In this section we will explore shortcuts for computing derivatives. By combining these shortcuts you can figure out the derivative function for functions that can be written in terms of basic functions. We will start by looking at contant, line, and power functions (of course, constant functions and lines through the origin are special cases of power functions). A power function can be written as where k and n are real numbers.
Try the following:
The initial example shows a constant function f (x) = k (which is a power function with n = 0). Initially k is set to 1. The function is a horizontal line and is hiding behind the red tangent line. Move the x slider and watch the cross hair move. What is the derivative function? Move the k slider; does the derivative change? The derivative of a constant function is always 0, or .
Select the second example from the drop down menu, which graphs a line through the origin with slope k. As in the previous example, the red tangent line is right on top of the function. Move the x slider; what is the derivative function, and how does it relate to k? Move the k slider; how does the derivative change? The derivative of a line through the origin is a constant function equal to the slope of the line, or . This makes sense, because the derivative tells you the slope of the graph of a function, and a line has constant slope everywhere.
Select the third example, showing a parabola.

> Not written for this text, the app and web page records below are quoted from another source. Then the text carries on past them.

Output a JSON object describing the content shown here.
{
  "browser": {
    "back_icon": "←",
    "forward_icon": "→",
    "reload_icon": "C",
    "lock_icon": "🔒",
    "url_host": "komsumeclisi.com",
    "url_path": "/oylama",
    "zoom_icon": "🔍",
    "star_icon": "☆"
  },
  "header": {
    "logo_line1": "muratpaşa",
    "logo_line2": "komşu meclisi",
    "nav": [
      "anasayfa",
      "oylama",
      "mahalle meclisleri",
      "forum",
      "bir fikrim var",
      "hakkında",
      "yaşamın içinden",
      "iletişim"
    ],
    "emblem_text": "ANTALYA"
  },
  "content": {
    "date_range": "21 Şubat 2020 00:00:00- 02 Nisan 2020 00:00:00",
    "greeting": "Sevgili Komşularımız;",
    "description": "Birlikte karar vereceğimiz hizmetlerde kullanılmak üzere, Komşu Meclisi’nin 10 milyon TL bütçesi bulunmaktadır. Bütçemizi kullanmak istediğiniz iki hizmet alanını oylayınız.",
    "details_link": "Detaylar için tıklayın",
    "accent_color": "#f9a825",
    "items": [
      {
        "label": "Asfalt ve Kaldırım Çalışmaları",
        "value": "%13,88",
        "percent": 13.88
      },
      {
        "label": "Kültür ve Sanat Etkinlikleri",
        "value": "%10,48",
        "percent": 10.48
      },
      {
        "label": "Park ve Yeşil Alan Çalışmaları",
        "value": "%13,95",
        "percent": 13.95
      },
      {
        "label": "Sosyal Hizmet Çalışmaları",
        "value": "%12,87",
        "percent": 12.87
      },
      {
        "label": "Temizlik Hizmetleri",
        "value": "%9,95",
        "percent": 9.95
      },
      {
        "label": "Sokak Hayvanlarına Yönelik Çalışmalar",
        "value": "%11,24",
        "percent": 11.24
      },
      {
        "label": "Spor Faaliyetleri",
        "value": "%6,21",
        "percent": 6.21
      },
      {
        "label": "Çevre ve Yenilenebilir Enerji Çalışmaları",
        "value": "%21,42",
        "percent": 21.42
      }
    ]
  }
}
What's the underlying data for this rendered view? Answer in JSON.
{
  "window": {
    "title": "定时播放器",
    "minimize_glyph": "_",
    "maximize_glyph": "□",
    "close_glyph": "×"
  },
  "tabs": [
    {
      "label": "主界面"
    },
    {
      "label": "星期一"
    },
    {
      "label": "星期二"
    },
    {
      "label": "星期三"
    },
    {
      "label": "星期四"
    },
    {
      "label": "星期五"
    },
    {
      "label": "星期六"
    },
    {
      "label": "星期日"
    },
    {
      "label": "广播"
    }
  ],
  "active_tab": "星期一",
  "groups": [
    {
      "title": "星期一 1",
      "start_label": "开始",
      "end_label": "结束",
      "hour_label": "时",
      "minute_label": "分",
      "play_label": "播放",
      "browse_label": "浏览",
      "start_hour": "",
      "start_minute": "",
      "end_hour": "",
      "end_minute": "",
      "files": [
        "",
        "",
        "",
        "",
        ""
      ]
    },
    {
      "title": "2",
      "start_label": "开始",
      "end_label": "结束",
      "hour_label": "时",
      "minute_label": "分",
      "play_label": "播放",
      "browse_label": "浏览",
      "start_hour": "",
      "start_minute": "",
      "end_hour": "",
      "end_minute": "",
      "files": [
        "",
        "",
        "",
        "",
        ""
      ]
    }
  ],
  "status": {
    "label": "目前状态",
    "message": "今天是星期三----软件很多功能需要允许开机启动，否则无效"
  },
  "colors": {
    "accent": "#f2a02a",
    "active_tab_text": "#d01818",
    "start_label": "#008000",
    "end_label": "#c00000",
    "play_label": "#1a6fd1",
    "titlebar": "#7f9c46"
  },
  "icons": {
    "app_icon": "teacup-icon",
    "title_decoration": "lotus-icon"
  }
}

What is its derivative? Move the x slider and convince yourself that the derivative function at a specific x gives the slope of the parabola at that point (the k slider is not used in this example). What is the equation of the derivative (hint: set x = 1 makes it easy to find the slope of the derivative function)? The derivative of a simple parabola is a line with slope of 2, or .
Select the fourth example, showing a cubic. What is its derivative? Move the x slider and convince yourself that the derivative function at a specific x gives the slope of the cubic at that point (the k slider is not used in this example). What is the equation of the derivative (hint: set x = 1 makes it easy to find the slope of the derivative function). The derivative of a simple cubic is a simple parabola scaled by 3, or .
Select the fifth example, showing a quartic. What does the derivative look like? It is, in fact, . Do you notice any pattern emerging in these derivatives? Is the derivative of a power function also a power function? What happens to the exponent when you find the derivative? What is the constant multiplier on the derivative? You may have noticed the following shortcut for finding the derivative of a power function, called the power rule: . This says that, to find the derivative function of a simple power function, just bring the exponent out in front as a constant multiplier, and subtract 1 from the exponent.
Select the sixth example. Here, k is the exponent and takes on integer values from -5 to 5. Does our power rule hold for all of these values? Move the k slider, especially examining k = 0 and negative values of k. In fact, the power rule does hold for integer values of the exponent, including 0 and negative integers. You may have noticed that the graphing software mistakenly tries to connect the left and right halves of the graph for negative odd exponents; this shouldn't be there and is a limitation of the software.
Select the seventh example. This is the same, except that the k slider takes on non-integer values. Does the rule still hold? Initially k = 1/2 to graph a square root function. Since our rule says to subtract 1 from the exponent, we get . So the power rule works for the square root function.
Type "1/3" into the k input box to get a graph of the cube root function. The derivative looks strange, but it is just the power rule again:. Set x = 0; what is the value of the derivative? The cube root function has a vertical tangent here, so the derivative is undefined. Try other values for k that are simple fractions. Notice that when the denominator is odd, you get both a positive and negative side to the graph, while for even denominators you only get a positive side (after simplifying your fractional exponent, of course; 2/6 has an even denominator, but it reduces to 1/3). Note also that sometimes the graphing software mistakenly connect the left and right sides of the function and/or the derivative.
Move the k slider to pick other real values for the exponent. The software tries to turn these into reduced fractional exponents, if it can, so some values may have both left and right hand sides. The power rule still works.
Type "pi" in for k and 1 in for x. Does the power rule still work? In fact it does work for all real numbers; in this case .
What is the derivative of ? This is simple if you rewrite square roots (and other roots) using exponents: . Then just use the power rule to find the derivative.